Monday, April 25, 2016

Using Wax Blender Pencil

Working on a dark background can present real challenges for colored pencil. Unlike oil paints, you cannot count on pigments to overshadow the dark underlayment. Also, you do not get the reflective qualities of Titanium white, which is why canvases are usually coated in white paint before you start painting.

Titanium white is highly reflective. That is why it is chosen for this under layer. As the light passes through the layers of oil paint, it is reflected back and brighten by Titanium white.

White and super white papers perform the same function for colored pencils. Many do not realized just how transparent colored pencils are. But they are. Not as transparent as watercolors, but someplace more transparent than Quash. Now, you can get very good, very dramatic results using colored or toned papers and backgrounds, but you do have to know how to work with it.

For the small Heron drawing, on a dark toned paper from Colourfix, I am using a combination of studio white pencils, and a clear wax blender pencil from Prisma color. Putting down a layer of pure binder wax, which is what a blender pencil is, will give me a good base to blend in the many, many shades of white/blue and gray that make up this bird.

On this blue/gray background the pure wax is leaving a coating of white wax that will allow great blending. It will also add to the drama of the finished piece, acting as a reflecting layer underneath the pigmented layers.

Monday, April 18, 2016

Starting New Colored Pencil Pieces Part 2


 

Part 2

 

 Supporting the Art.


 

There are many, many surfaces you can use for colored pencil.

 

Anything you can drawing is valid. 

You can draw on paper, wood, copper, velum, tiles. There are few surfaces, however design with colored pencil in mind. Many multi-media papers list colored paper among the media acceptable, but many are actually difficult to use. 

What you choose depends totally on the end results you wish.  

Just about any surface that will accept charcoal or pastels has enough tooth to use. One consideration is just how much it can take. 
 

Charcoal papers tend to be thinner, lighter than pastel. With all the layering most Colored pencil artist do, most charcoal and even standard drawing papers tend to be too light and thin to take it.
 

Heavier pastel papers work well, and toned papers lend themselves to dramatic results.

I have been using Colourfix toned pastel papers for my more recent colored pencil pieces.

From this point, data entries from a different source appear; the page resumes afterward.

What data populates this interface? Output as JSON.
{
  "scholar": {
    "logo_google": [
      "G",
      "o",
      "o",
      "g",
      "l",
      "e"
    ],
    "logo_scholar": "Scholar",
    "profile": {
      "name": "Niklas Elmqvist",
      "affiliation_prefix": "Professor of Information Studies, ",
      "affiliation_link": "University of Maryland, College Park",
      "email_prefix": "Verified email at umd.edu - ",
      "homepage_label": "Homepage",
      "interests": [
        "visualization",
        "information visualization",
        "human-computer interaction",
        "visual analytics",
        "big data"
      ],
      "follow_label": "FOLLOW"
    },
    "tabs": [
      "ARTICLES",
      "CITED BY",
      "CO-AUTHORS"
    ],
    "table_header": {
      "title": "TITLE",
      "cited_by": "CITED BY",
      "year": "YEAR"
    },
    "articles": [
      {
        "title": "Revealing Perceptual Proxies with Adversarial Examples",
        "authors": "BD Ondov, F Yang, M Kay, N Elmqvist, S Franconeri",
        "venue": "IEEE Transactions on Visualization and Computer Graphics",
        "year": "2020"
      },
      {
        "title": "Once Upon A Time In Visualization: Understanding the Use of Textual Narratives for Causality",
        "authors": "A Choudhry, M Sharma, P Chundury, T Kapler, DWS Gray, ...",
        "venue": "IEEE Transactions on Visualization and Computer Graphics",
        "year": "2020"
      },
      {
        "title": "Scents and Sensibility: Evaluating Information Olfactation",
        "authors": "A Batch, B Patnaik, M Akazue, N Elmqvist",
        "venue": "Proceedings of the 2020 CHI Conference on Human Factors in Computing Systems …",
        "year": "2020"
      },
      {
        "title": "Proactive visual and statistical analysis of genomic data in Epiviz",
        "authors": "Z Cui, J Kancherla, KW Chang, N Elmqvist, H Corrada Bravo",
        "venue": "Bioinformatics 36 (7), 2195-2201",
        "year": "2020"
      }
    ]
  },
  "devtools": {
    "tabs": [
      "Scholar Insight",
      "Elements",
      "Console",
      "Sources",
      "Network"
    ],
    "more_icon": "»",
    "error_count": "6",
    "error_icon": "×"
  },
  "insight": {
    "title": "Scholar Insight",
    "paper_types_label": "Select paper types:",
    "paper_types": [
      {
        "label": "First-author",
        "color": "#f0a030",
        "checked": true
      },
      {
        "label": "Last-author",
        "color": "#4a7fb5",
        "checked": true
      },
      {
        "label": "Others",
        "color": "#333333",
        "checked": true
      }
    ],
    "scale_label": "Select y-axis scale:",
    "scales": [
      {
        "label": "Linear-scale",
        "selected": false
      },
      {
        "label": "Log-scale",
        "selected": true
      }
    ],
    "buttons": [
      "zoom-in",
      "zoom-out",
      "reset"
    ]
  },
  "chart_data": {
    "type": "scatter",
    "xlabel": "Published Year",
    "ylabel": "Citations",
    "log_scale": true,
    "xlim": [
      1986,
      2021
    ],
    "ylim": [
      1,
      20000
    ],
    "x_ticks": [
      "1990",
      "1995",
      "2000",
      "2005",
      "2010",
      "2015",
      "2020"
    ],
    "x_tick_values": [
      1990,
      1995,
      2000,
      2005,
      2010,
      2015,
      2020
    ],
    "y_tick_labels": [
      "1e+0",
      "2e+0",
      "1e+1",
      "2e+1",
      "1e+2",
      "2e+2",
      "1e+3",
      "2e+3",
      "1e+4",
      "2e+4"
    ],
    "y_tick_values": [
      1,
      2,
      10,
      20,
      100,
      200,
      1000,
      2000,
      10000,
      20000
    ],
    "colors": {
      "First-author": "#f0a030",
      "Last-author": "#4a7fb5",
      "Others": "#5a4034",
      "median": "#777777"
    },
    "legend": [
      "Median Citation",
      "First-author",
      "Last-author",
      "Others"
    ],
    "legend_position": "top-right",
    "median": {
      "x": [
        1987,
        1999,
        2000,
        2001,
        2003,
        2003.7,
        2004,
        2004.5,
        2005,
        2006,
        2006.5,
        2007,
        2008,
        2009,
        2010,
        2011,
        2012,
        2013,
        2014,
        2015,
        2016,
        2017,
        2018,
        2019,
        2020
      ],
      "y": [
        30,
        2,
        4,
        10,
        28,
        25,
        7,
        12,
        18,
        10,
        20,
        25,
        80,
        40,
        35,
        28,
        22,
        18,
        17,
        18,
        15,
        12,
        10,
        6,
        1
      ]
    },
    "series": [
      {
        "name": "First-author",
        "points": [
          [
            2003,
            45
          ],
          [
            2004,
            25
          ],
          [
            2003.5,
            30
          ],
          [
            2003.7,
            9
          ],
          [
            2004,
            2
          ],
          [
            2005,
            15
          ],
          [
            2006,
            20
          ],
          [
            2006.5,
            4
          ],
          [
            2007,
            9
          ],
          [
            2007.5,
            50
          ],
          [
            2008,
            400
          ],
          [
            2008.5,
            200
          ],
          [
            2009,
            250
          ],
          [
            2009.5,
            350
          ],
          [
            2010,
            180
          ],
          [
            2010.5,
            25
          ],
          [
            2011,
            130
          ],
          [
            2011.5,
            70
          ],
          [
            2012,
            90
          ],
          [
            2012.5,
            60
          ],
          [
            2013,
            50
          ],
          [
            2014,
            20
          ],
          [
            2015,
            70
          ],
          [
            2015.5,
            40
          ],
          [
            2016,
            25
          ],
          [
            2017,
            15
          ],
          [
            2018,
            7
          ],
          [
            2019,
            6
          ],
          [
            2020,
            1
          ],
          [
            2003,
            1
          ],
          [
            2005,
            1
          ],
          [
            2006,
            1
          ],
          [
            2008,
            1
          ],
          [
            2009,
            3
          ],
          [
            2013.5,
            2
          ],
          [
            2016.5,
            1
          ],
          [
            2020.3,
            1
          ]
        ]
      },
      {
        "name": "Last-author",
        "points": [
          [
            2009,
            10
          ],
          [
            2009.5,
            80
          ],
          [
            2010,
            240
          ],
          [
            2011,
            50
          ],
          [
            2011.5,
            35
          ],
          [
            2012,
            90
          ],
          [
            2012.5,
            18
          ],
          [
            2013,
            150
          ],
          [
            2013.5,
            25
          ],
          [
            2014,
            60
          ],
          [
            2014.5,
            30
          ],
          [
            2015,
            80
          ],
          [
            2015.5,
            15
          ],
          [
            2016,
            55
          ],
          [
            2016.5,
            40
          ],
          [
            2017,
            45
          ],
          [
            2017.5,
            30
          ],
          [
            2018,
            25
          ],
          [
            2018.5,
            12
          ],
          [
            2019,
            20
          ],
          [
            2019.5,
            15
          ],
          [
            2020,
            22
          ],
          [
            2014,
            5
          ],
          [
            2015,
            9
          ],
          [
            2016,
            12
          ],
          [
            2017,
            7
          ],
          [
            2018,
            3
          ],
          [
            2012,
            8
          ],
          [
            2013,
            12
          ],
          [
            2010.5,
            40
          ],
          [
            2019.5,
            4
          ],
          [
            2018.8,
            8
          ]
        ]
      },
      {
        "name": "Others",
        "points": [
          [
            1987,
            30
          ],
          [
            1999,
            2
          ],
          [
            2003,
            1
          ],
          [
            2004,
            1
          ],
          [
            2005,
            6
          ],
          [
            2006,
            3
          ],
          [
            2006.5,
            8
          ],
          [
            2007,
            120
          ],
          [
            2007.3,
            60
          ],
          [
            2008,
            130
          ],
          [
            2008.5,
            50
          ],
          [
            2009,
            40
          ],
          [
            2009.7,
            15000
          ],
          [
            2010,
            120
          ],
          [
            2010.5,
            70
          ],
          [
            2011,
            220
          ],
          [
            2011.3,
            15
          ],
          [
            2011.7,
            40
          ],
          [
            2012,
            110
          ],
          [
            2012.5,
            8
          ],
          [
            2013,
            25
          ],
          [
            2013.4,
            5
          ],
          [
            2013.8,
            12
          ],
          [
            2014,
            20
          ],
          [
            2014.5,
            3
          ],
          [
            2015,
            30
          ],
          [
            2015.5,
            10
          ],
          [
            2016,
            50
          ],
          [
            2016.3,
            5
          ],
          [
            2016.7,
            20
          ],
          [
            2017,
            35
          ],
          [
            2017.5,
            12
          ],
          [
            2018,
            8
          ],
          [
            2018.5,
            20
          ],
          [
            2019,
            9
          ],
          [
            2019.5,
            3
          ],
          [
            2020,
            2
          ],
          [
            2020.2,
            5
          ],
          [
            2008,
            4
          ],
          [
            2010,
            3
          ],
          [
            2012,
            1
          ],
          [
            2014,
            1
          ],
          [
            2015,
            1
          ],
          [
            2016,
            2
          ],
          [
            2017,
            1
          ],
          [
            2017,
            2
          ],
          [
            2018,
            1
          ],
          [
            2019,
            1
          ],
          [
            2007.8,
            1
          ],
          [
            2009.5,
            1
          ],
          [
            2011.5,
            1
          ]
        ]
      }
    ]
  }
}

They help to set the tone of the pieces, as well as providing excellent tooth and support for colored pencil. The rough, sandpaper finish provided more than enough tooth to hold multiple layers of colored pencil, and allowing the work and rework of the medium. It is also thick enough to allow the use of watercolor pencils, water, and solvent washes. All in all. a good choice.

For the Heron, I want the bird to stand out against the dim background, very similar to the mood of the location when I photographed the bird. It was in a dense forest setting, rather dim. And I want this feeling to come through the drawing.

 
For the landscape, I really want the humid, overgrown nature of the landscape to be highlighted. The medium toned paper will set the tone of the light, allowing me to go both darker and lighter. The photo was taken at the Brookgreen Gardens in North Carolina. Here, Many of the iconic plants of the south are on display.
 

 

 

 

Monday, April 11, 2016

Starting New Colored Pencil Pieces Part 1


 

Sometimes simply finding something you are sufficiently interested in to carry to completion is the actual artistic challenge.

 

While many scenes might catch your interest, is there enough there for carry though? What might keep your interest for  a quick sketch, a 20 minute drawing or afternoon painting will not hold enough interest for what can be days or even weeks in colored pencil.

 

Like a fine oil painting, working in colored pencil can take time. For a large piece this can be a major investment in time and effort.

 

Creating a work of art is more than simply copying a photograph. While a good photograph can be a good beginning, each artist adds/subtract, enhances, edits and refines whatever reference material she/he has.

 

Any work of art starts with an idea.